Then again the differences between the two women are in action at this point; while Linda never discovered her husband’s affair, it may be assumed that she would not take it as violently as Biff did. Her loyalty to her husband and the role given her as wife and mother would have stopped her from doing anything rash, like threaten to leave the home or create a scandal. She would have been accepting of Willy’s faults, as she had with his troubles related to his job and his distorted reality. Hillary, of the high education and respect for her husband’s public office, faced a situation that would have tried the most loyal of wives; but her ability to exercise reason over emotion, brought upon by her exposure to knowledge.
But the main issue is infidelity—the one unwanted occurrence in any marriage—and is often enough reason for a couple’s separation. However, considering the motivations of both women, whether for the sake of family or country, infidelity may be relegated to a position easily forgiven. And considering how Linda Loman is but a mere figment of the creative mind of Arthur Miller, odds are with Hillary on the question of strength and forgiveness—made not without lessons imparted to Bill Clinton.

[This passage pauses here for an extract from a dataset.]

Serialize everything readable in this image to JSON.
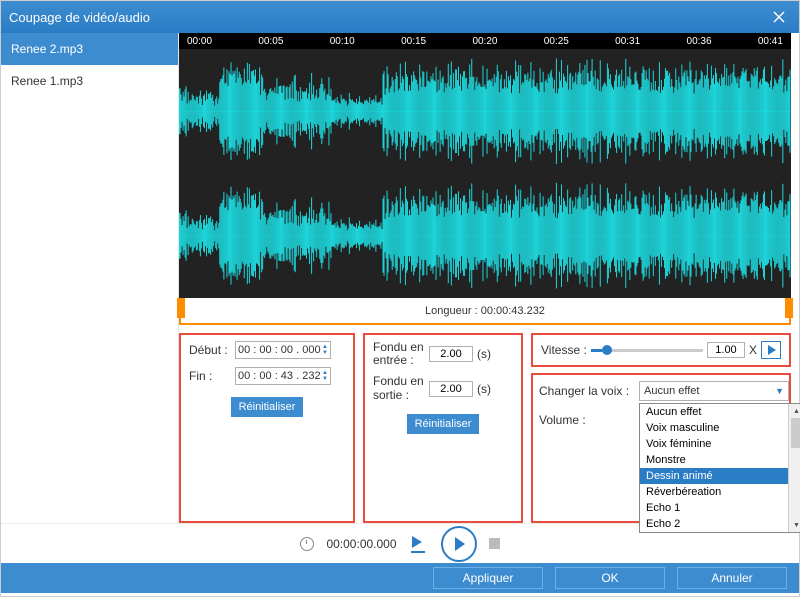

IV. Loyalty vs. Self-Respect
Criticisms of the actions of both women may be seen in the context of self-respect; however, the dominating factor would be permutations of loyalty, to self, family, and country. Linda was never given the chance to discover her husband’s ills, but clearly it is loyalty that carries her through, in many ways. The inquiry about her self-respect will result in arguable terms, since Linda was simply patterned against the woman of the 1940s, whose choices were relatively limited and mandated.
While some may argue that Hillary Clinton possibly had only loyalty and no self-respect, it would be efficient to analyze her environment—completely public, prone to over-exposure, with her or her husband’s actions making the whole political system quite vulnerable. Education, without this particular setting, may have led Hillary to file for divorce straightaway; after all, she was the aggrieved party. But it takes a person of exceptional intelligence to understand the consequences of one’s actions, in this case, loss of confidence in Bill Clinton’s government, and disillusionment in the ideals of family and marriage. The choices available to Hillary were plentiful—some of which may have included opportunities to hold public office—and she preferred to take on the less aggressive stance, which demonstrated her level of maturity and self-confidence.

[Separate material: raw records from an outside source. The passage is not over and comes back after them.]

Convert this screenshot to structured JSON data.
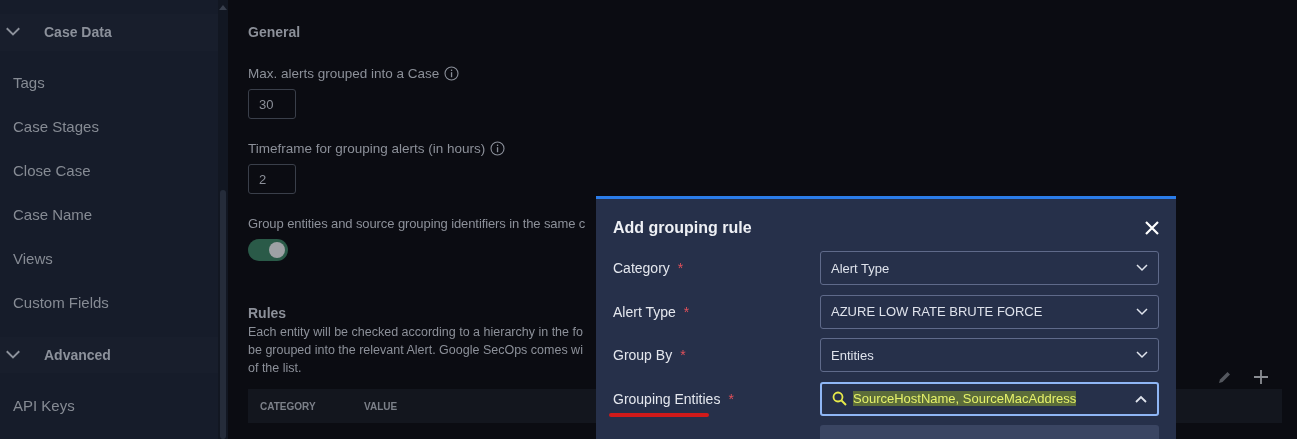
{
  "sidebar": {
    "sections": [
      {
        "title": "Case Data",
        "expanded": true,
        "items": [
          "Tags",
          "Case Stages",
          "Close Case",
          "Case Name",
          "Views",
          "Custom Fields"
        ]
      },
      {
        "title": "Advanced",
        "expanded": true,
        "items": [
          "API Keys"
        ]
      }
    ]
  },
  "main": {
    "heading": "General",
    "fields": [
      {
        "label": "Max. alerts grouped into a Case",
        "value": "30"
      },
      {
        "label": "Timeframe for grouping alerts (in hours)",
        "value": "2"
      }
    ],
    "toggle": {
      "label": "Group entities and source grouping identifiers in the same c",
      "on": true
    },
    "rules": {
      "title": "Rules",
      "description_lines": [
        "Each entity will be checked according to a hierarchy in the fo",
        "be grouped into the relevant Alert. Google SecOps comes wi",
        "of the list."
      ],
      "columns": [
        "CATEGORY",
        "VALUE"
      ]
    }
  },
  "dialog": {
    "title": "Add grouping rule",
    "fields": [
      {
        "label": "Category",
        "required": "*",
        "value": "Alert Type",
        "kind": "select",
        "expanded": false
      },
      {
        "label": "Alert Type",
        "required": "*",
        "value": "AZURE LOW RATE BRUTE FORCE",
        "kind": "select",
        "expanded": false
      },
      {
        "label": "Group By",
        "required": "*",
        "value": "Entities",
        "kind": "select",
        "expanded": false
      },
      {
        "label": "Grouping Entities",
        "required": "*",
        "value": "SourceHostName, SourceMacAddress",
        "kind": "search",
        "expanded": true,
        "highlighted": true,
        "underlined": true
      }
    ]
  }
}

Marriage is the union of two individuals, bound by mutual love, trust, and respect for each other. Though this has remained unquestioned throughout the years, the change in level of knowledge and education in either party ultimately plays a significant role in modifying the essence of marriage. Because of this, it is no longer typical to accept things as they are, without question, and provide the needed support for a spouse as Linda Loman did. Reason and logic are needed to combine with love, understanding and acceptance for support to make sense; and this is exactly how Hillary conducted herself through the whole Lewinsky debacle.
It then would be safe to assume that a woman’s sense of self, independent of her husband, allows for behavior that surpasses the typical and expected. Hillary Clinton is therefore the prime example of the modern American woman; on an equal level with her husband, yet with the ability to comprehend and accept human foibles without subscribing to the conventions of society.
“Hillary Rodham Clinton”. The White House. 24 February 2009
Miller, Arthur. “Death of a Salesman”. Literature: Reading Fiction, Poetry, Drama, and
the Essay. Ed. Robert DiYanni. New York: McGraw-Hill, Inc., 1990. 1297-1367.
Cite this Compare of Hillary Clinton and Linda Loman
Compare of Hillary Clinton and Linda Loman. (2016, Oct 06). Retrieved from https://graduateway.com/compare-of-hillary-clinton-and-linda-loman/